Williams, J.R., C.A. Jones and P.T. Dyke. 1984. A modeling approach to determining the relationship between erosion and productivity. Transactions of the American Society of Agricultural Engineers 27:129-144.
-6 0 . 0
-5 0 . 0
-4 0 . 0 -3 0 . 0 -2 0 . 0 -1 0 . 0 P e rc e n ta g e C h a n g e i n fe rtil i z e r N
-5 -4 -3 -2 P e rc e n ta g e c h a n g e in y ie l d s
P e rc e n ta g e c h a n g e in N i n su rfa c e ru n o ff w e t s o il a n d 1 0 % N s tre s s w e t s o il a n d 5 % N s tre s s m o d e ra t e e ro d ib le s o il a n d 1 0 % N s t re s s m o d e ra t e e ro d ib le s o il a n d 5 % N s tre s s lo w e ro d ib le s o il a n d 1 0 % N s t re s s lo w e ro d ib le s o il a n d 5 % N s tre s s s e rve re e ro d ib le s o il a n d 1 0 % N s t re s s s e rve re e ro d ib le s o il a n d 5 % N s t re s s a ve ra g e e ffe c t o f 1 0 % N s t re s s le ve l a ve ra g e e ffe c t o f 5 % N s t re s s le ve l
Figure 3. Changes in N application, yield, and N in runoff under alternative N stress levels relative to 1% N stress in cornsoybean rotation.
1.05 Ratio to estimated current loads
Arnold, J.G., P.M. Allenand and G. Bernhardt. 1993. A comprehensive surface-groundwater flow model. J. Hydrol., 142:47-69. Arnold, J.G., R.S. Muttiah, R. Srinivasan, P.M. Allen and C.H. Walker. 2001. Modeling Sources of Nitrogen in the Upper Mississippi Basin. ASAE Annual International Meeting, Sacramento, CA July 29-August 1. ASAE Paper no. 01-2144. McCarl, B.A., C.C. Chang, J.D. Atwood and W.I. Nayda. 2000. Documentation of ASM: The U.S. Agricultural Sector Model. Unpublished Staff Report, Dept. of Agricultural Economics, Texas A&M University, College Station. Muttiah, R.S., G. Lawson, R. Srinivasan and J. Atwood. 1998. Impact of satellite resolution on cropland feature discrimination. International ASAE meeting, Orlando, FL, July 12-15. Paper No. 98-3077. Srinivasan, R., J. Arnold, R.S. Muttiah, C. Walker and P.T. Dyke. 1993. Hydologic Unit Model for United States (HUMUS). p. 451-456. In Proceedings of Advances in Hydro-Science and Engineering, Washington, DC, Jne 711. University of Mississippi, Oxford.
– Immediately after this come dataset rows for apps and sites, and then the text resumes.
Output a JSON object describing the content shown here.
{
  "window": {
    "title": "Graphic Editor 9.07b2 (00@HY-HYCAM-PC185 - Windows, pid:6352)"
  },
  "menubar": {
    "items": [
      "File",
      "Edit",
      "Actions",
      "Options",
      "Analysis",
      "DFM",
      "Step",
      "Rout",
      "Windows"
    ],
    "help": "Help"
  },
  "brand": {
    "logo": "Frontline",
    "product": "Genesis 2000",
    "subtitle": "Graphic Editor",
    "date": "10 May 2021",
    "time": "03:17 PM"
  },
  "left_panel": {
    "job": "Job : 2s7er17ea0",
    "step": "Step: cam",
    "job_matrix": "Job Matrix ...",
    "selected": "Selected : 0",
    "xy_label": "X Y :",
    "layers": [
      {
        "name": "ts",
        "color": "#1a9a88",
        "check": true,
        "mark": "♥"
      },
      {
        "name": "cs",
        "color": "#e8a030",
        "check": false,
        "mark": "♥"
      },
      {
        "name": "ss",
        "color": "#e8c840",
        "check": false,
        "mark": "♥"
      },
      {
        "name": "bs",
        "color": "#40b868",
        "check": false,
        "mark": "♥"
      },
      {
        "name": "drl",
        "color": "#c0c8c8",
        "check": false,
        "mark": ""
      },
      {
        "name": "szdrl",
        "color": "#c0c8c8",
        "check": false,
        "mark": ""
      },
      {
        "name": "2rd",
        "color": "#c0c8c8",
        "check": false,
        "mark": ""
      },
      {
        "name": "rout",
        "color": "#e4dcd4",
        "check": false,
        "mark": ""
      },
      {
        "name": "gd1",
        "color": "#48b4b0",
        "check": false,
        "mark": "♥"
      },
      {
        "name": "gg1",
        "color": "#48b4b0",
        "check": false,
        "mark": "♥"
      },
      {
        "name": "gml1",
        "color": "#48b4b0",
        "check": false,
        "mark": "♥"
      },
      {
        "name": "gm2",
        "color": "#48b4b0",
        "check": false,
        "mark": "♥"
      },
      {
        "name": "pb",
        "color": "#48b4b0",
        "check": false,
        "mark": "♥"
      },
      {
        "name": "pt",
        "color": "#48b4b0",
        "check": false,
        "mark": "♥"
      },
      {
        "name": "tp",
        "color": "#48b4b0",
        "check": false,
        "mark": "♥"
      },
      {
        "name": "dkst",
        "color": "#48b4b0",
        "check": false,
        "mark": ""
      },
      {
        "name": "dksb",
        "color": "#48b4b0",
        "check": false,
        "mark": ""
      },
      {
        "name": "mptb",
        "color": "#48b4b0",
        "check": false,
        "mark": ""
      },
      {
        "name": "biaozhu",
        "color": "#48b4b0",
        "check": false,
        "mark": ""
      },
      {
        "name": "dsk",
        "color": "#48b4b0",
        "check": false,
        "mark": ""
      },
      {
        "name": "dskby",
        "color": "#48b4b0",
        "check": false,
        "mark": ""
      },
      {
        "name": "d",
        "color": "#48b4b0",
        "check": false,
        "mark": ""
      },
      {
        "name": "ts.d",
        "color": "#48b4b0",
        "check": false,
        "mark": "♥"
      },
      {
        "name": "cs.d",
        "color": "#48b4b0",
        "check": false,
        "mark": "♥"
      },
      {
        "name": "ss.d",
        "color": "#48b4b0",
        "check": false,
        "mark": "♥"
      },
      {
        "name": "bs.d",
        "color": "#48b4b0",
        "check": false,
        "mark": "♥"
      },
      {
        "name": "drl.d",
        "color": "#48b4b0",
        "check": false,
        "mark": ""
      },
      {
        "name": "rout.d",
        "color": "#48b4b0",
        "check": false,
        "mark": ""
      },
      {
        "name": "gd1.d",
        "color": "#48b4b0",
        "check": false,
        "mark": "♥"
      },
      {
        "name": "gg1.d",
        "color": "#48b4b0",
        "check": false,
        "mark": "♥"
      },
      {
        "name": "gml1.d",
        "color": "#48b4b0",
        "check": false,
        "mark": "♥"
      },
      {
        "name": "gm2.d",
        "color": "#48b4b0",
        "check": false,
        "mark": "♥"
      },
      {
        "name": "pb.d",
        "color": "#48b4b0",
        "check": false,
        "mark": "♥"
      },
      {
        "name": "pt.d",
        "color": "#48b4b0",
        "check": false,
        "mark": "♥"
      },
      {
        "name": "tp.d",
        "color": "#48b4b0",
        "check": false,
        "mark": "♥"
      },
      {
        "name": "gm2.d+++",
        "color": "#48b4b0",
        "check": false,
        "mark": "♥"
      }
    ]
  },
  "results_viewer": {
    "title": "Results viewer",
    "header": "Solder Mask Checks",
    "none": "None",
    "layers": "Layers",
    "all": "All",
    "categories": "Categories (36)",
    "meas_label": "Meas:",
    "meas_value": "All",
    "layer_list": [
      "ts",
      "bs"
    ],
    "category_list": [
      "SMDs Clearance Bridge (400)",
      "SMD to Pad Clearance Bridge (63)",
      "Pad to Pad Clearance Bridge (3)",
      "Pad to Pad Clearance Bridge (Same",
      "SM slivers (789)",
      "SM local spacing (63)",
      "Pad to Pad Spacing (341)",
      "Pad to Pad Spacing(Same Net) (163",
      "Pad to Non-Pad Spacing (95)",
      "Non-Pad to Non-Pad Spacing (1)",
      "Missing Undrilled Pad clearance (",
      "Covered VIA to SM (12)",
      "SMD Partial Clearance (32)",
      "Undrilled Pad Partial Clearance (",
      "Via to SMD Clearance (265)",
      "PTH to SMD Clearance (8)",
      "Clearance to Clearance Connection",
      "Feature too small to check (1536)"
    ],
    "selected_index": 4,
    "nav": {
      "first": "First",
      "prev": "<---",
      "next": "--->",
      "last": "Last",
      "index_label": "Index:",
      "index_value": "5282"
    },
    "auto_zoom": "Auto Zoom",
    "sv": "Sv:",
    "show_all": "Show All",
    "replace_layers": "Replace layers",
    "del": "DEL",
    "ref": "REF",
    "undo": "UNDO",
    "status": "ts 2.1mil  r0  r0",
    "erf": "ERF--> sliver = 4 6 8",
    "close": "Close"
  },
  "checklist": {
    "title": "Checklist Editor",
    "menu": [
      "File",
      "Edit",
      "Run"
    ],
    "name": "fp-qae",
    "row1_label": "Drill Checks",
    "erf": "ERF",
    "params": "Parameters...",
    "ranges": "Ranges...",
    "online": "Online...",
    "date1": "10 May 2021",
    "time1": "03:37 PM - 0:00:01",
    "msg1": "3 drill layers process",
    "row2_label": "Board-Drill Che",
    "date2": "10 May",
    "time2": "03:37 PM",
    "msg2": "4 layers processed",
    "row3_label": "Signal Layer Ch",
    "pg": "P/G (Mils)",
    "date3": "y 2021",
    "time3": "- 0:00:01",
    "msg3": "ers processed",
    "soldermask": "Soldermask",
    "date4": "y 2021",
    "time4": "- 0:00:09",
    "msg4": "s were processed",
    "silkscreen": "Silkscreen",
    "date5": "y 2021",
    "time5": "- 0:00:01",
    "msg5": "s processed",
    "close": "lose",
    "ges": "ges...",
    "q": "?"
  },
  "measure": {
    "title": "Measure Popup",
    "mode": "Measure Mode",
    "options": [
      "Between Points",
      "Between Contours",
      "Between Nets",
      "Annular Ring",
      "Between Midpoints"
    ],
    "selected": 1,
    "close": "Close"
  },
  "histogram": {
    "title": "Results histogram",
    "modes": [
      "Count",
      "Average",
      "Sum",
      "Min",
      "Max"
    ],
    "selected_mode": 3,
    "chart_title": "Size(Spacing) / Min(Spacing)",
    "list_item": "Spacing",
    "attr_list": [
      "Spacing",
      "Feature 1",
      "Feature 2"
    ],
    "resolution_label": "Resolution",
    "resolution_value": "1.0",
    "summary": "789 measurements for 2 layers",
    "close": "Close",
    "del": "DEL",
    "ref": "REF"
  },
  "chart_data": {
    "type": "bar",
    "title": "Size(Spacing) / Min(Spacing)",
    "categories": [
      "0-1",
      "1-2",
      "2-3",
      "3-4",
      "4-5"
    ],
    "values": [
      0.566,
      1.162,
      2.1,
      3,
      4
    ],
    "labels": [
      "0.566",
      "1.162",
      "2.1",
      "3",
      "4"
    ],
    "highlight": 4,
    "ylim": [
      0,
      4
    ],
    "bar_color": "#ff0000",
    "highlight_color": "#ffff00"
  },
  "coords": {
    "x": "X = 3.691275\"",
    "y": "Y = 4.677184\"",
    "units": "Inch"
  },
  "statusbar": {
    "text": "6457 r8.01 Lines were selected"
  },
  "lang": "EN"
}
Srinivasan, R., J.G. Arnold, R.S. Muttiah and P.T. Dyke.1995. Plant and hydrological simulation for the conterminous U.S. using SWAT and GIS. Hydrological Science and Technology 10 1.4:160-168.
Estimated current situation. 1
0.95 Estimated application level corresponding to having corn, sorghum and corn-soybean crops in nitrogen stress about 10% of an average season. 0.9 85
Nitrogen nutrient application levels needed for optimum biomass production (in %)
Mississippi River at Alton Ohio River At Cannelton Dam Ohio River Near Metropolis
Figure 4. Changes in loads of nitrogen nutrients in downstream rivers to be expected by imposing changes in nitrogen fertilizer application rates.